Asymmetrical Anathetic and Neutral Signals
Like catathetic signals, most anathetic signals are similar whether directed up- or down-hierarchy; but, likewise, some are not, such as patronising behaviour (e.g., tipping). Equally, some RHP-neutral signals, such as those related to the task in hand, may be asymmetrical; for instance, to give certain types of order in certain tones of voice may only be appropriate to the one who is dominant (in the agonic mode) even though the pair or group may be operating in the hedonic mode and the subordinate individual may be in the role of leader.
It seems likely that the receipt of such an asymmetrical anathetic or neutral signal has the same effect as a catathetic signal, in that it is a threat to the recipient's RHP and challenges his dominance (or equality). Thus an asymmetrical anathetic signal boosts the recipient's RHP at one logical level and lowers it at another. The net effect may be to lower RHP and/or trigger a yielding subroutine.
(References in the original, or may be obtained from the author)
Comment in 1998
By and large I would stand by the above, with the following provisos:
1. While we can say that the function of catathetic signals is to lower RHP in the recipient, they only do so if they are not returned. The function of the RHP signalling system is to break symmetry. A fight in which equal blows are traded does not lower the RHP of either contestant. Only when one contestant fails to return the blows of the other is there a lowering of his RHP and a break in symmetry.
This may be important in the training of children not to fight. If the child does not return a blow because of high moral standards, his RHP adjustment mechanism may not have access to this information, and may assume that the blow has not been returned because of weakness, and so lower his RHP.
2. The fact that one attacks (rather than submits) is a signal of favourable relative RHP. The strength of the attack is a signal of absolute RHP, so that absolute RHP continues to be signalled during a fight, often in different ways, as the fight escalates from, say, roaring, to parallel walking, to locking of horns.
3. Although I still think it is useful to look on the catathetic signal as a signal of favourable relative RHP, it is also influenced by two other variables.
Resource value is a measure of how valuable a resource is to a particular individual, and the higher the resource value, the more likely the individual is to attack. For instance, in certain territorial cichlid fish, a territory becomes more valuable when the fish is in breeding condition; and success in territorial disputes was found to be more related to relative gonad size than to relative body size (2). Resource value expresses the motivational element in fighting. The message is, "I can and will defeat you!": RHP provides the "can", and resource value provides the "will".
Ownership is another variable that determines the likelihood of attack rather than submit. It is an almost universal convention among vertebrates that a resident or owner attacks an intruder, and is likely to be victorious.
When an encounter occurs on neutral territory, and concerns a resource which is of equal value to both contestants, the catathetic signal is a true signal of favourable relative RHP.

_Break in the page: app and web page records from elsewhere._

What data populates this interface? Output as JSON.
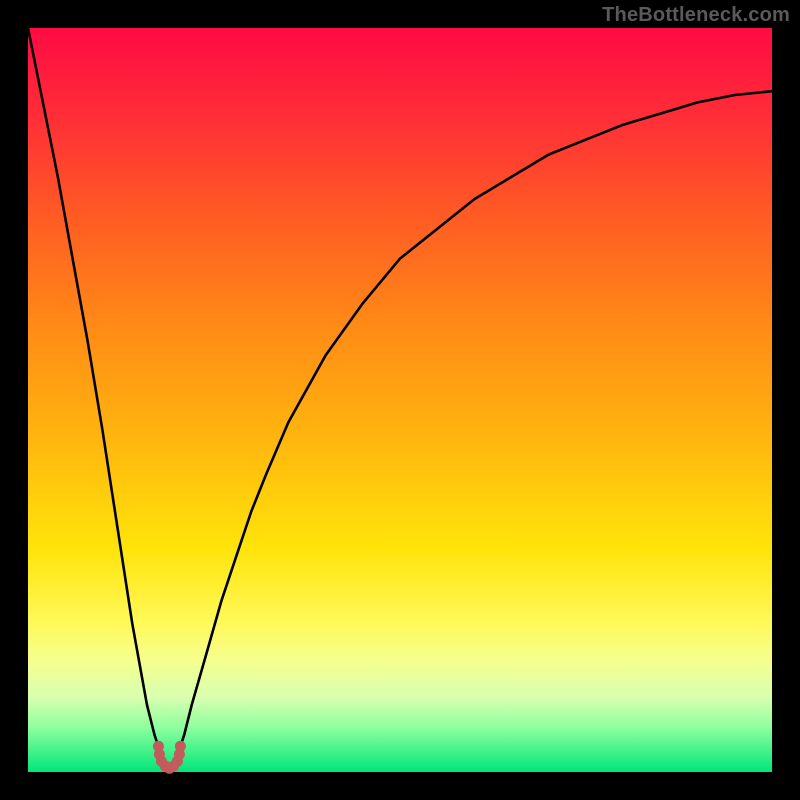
{
  "watermark": "TheBottleneck.com",
  "colors": {
    "frame": "#000000",
    "gradient_top": "#ff0a44",
    "gradient_bottom": "#00e57a",
    "curve": "#000000",
    "marker": "#c25b5b"
  },
  "chart_data": {
    "type": "line",
    "title": "",
    "xlabel": "",
    "ylabel": "",
    "xlim": [
      0,
      100
    ],
    "ylim": [
      0,
      100
    ],
    "note": "Values approximated from unlabeled axes; 0=bottom/left, 100=top/right. Y is a cusp curve with minimum near x≈19.",
    "series": [
      {
        "name": "curve",
        "x": [
          0,
          2,
          4,
          6,
          8,
          10,
          12,
          14,
          16,
          17,
          18,
          18.5,
          19,
          19.5,
          20,
          21,
          22,
          24,
          26,
          28,
          30,
          32,
          35,
          40,
          45,
          50,
          55,
          60,
          65,
          70,
          75,
          80,
          85,
          90,
          95,
          100
        ],
        "values": [
          100,
          90,
          80,
          69,
          58,
          46,
          33,
          20,
          9,
          5,
          2,
          0.8,
          0.5,
          0.8,
          2,
          5,
          9,
          16,
          23,
          29,
          35,
          40,
          47,
          56,
          63,
          69,
          73,
          77,
          80,
          83,
          85,
          87,
          88.5,
          90,
          91,
          91.5
        ]
      }
    ],
    "markers": [
      {
        "name": "bottom-cluster",
        "x": 19,
        "y": 0.5,
        "color": "#c25b5b"
      }
    ]
  }
}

We have pointed out (1) that lowering of RHP, resource value and sense of ownership can account for a lot of the clinical features of depressive states. This is in accord with our view that the capacity for depression evolved as a component of ritual agonistic behaviour.
1. Neat, F.C., Huntingford, F.A. & Beveridge, M.M.C. (1998) Fighting and assessment in male cichlid fish: the effects of asymmetries in gonadal state and body size. Animal Behaviour, 55, 875-882.
Stevens, A. & Price, J. (1996) Evolutionary Psychiatry: A New Beginning.